Methods: Study Design and Patient Disposition Patients who were eligible for treatment but not treated at baseline and who crossed over within the first 12 months of the intervention were excluded from each measure Fonarow GC, et al. Circulation. 2010;122:585-596.
Methods: Practice Specific Performance Improvement Intervention Practice Survey: 96% adopted one or more performance improvement strategies 85% used benchmarked quality reports 60% employed one or more IMPROVE HF tools * Use or participation was encouraged but not mandatory. Practices could adopt or modify tools.

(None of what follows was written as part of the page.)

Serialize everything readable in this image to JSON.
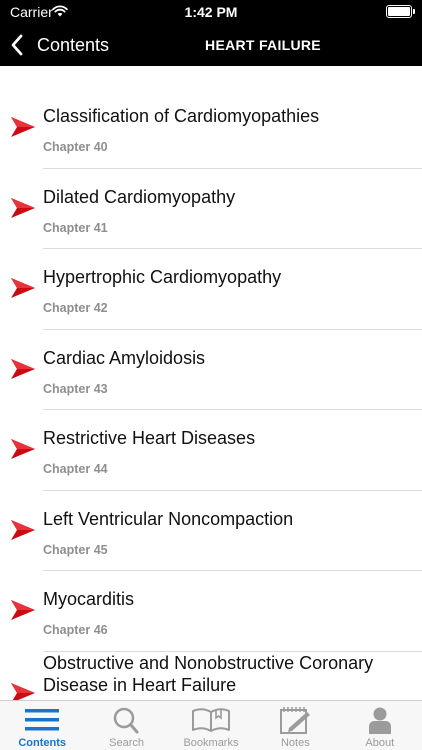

Fonarow GC, et al. Circulation. 2010;122:585-596.
IMPROVE HF Performance Intervention: Benchmarked Practice Profile Report
IMPROVE HF Performance Improvement Tools As part of an enhanced treatment plan, IMPROVE HF provided evidence-based best-practices algorithms, clinical pathways, standardized encounter forms, checklists, pocket cards, chart stickers, and patient education and other materials to facilitate improved management of outpatients with HF The materials can be downloaded from www.improvehf.com The materials are also included in the Circulation online- only Data Supplement Fonarow GC, et al. Circulation. 2010;122:585-596.
IMPROVE HF Practice Specific Education and Implementation Tools www.improvehf.com Evidence Based Algorithms and Pocket Cards Patient Education Materials Clinical Assessment and Management Forms Clinical Trials and Current Guidelines Dissemination of best practices: Webcasts Online Education Newsletters